2011 Johns Hopkins Honors the 60th Anniversary
On October 1, 2011, the Johns Hopkins Institute for Clinical and Translational Research sponsored and produced the second annual Henrietta Lacks Memorial Lecture in Turner Auditorium on the Johns Hopkins East Baltimore (Medical) campus. Several hundred attendees, including numerous members of the Lacks family, came together to mark the occasion and to honor the 60th anniversary of HeLa cells.
The morning session featured the announcement of the first recipient of the Urban Health Institutes Henrietta Lacks Memorial Award. This $15,000 award, previously known as the Henrietta Lacks Award for Community-University Collaboration, was given to Newborn Holistic Ministries to support their work with the underserved in the Sandtown-Winchester and Upton communities.
Then the host of the event, Dr. Daniel E. Ford, vice dean for clinical investigation and director of ICTR, took the opportunity to encourage attendees to join the discussion surrounding the current revision of the Common Rule that governs human research ethics in the United States. Keynote speaker Harriet Washington, author of Medical Apartheid and Deadly Monopolies, concluded the morning plenary session, then the group split into one of several breakout sessions designed to facilitate more focused discussion and reflection on a variety of topics.
After lunch and a second round of breakout sessions, attendees regrouped in Turner Auditorium for the afternoon program, where Dr. Ford announced that the first Henrietta Lacks East Baltimore Health Sciences Scholarship will be awarded in April 2012 and recognized four members of the Lacks family who will be part of the selection committee. Subroto Chatterjee, the Hopkins researcher who currently works in the lab where George Gey first cultured HeLa cells sixty years ago, then gave a brief talk about how he uses the cells in his own work.
After Dr. Chatterjees presentation, Henriettas oldest son Lawrence Lacks and his own son Ron Lacks stood together at the podium for the first public announcement of the formation of the Lacks Family HeLa Foundation, which is focused on helping individuals and families challenged with cancer and other serious illnesses. Hope Harrell, executive director of the foundation, then gave a brief presentation outlining the foundations goals.

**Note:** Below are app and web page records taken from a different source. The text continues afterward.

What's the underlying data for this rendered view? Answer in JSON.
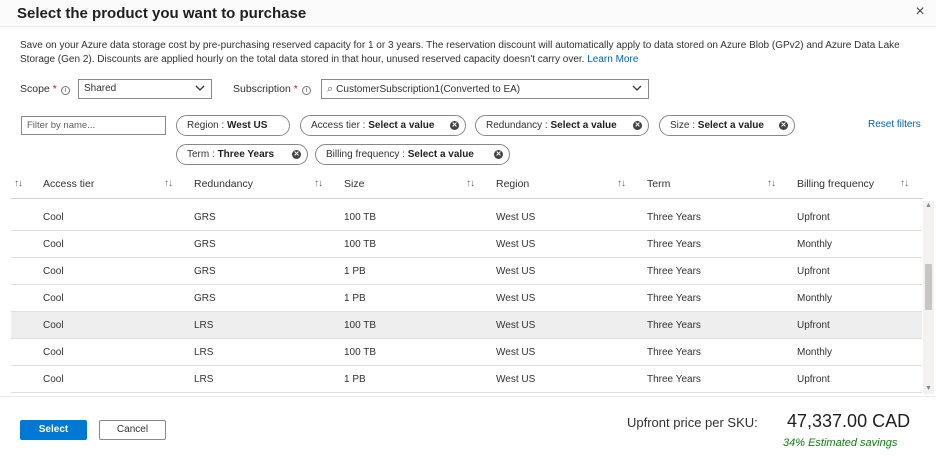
{
  "dialog": {
    "title": "Select the product you want to purchase",
    "close_glyph": "×",
    "description": "Save on your Azure data storage cost by pre-purchasing reserved capacity for 1 or 3 years. The reservation discount will automatically apply to data stored on Azure Blob (GPv2) and Azure Data Lake Storage (Gen 2). Discounts are applied hourly on the total data stored in that hour, unused reserved capacity doesn't carry over.",
    "learn_more": "Learn More"
  },
  "scope": {
    "label": "Scope",
    "required_mark": "*",
    "info_glyph": "i",
    "value": "Shared"
  },
  "subscription": {
    "label": "Subscription",
    "required_mark": "*",
    "info_glyph": "i",
    "search_glyph": "⌕",
    "value": "CustomerSubscription1(Converted to EA)"
  },
  "filters": {
    "placeholder": "Filter by name...",
    "reset_label": "Reset filters",
    "clear_glyph": "✕",
    "pills": [
      {
        "name": "Region",
        "value": "West US"
      },
      {
        "name": "Access tier",
        "value": "Select a value"
      },
      {
        "name": "Redundancy",
        "value": "Select a value"
      },
      {
        "name": "Size",
        "value": "Select a value"
      },
      {
        "name": "Term",
        "value": "Three Years"
      },
      {
        "name": "Billing frequency",
        "value": "Select a value"
      }
    ]
  },
  "table": {
    "sort_glyph": "↑↓",
    "columns": [
      "Access tier",
      "Redundancy",
      "Size",
      "Region",
      "Term",
      "Billing frequency"
    ],
    "rows": [
      [
        "Cool",
        "GRS",
        "100 TB",
        "West US",
        "Three Years",
        "Upfront"
      ],
      [
        "Cool",
        "GRS",
        "100 TB",
        "West US",
        "Three Years",
        "Monthly"
      ],
      [
        "Cool",
        "GRS",
        "1 PB",
        "West US",
        "Three Years",
        "Upfront"
      ],
      [
        "Cool",
        "GRS",
        "1 PB",
        "West US",
        "Three Years",
        "Monthly"
      ],
      [
        "Cool",
        "LRS",
        "100 TB",
        "West US",
        "Three Years",
        "Upfront"
      ],
      [
        "Cool",
        "LRS",
        "100 TB",
        "West US",
        "Three Years",
        "Monthly"
      ],
      [
        "Cool",
        "LRS",
        "1 PB",
        "West US",
        "Three Years",
        "Upfront"
      ]
    ],
    "selected_row": 4
  },
  "footer": {
    "select_label": "Select",
    "cancel_label": "Cancel",
    "price_label": "Upfront price per SKU:",
    "price_value": "47,337.00 CAD",
    "savings": "34% Estimated savings"
  },
  "colors": {
    "accent": "#0078d4",
    "link": "#0063b1",
    "savings": "#107c10",
    "selected_row": "#eeeeee"
  }
}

The final surprise of the day was the unveiling of an educational display honoring Henrietta Lacks and HeLa cells, which is now permanently located on campus at the left base of the staircase leading from Turner Concourse to Turner Auditorium.
ICTR would like to acknowledge all of the individuals and organizations who contributed to this program.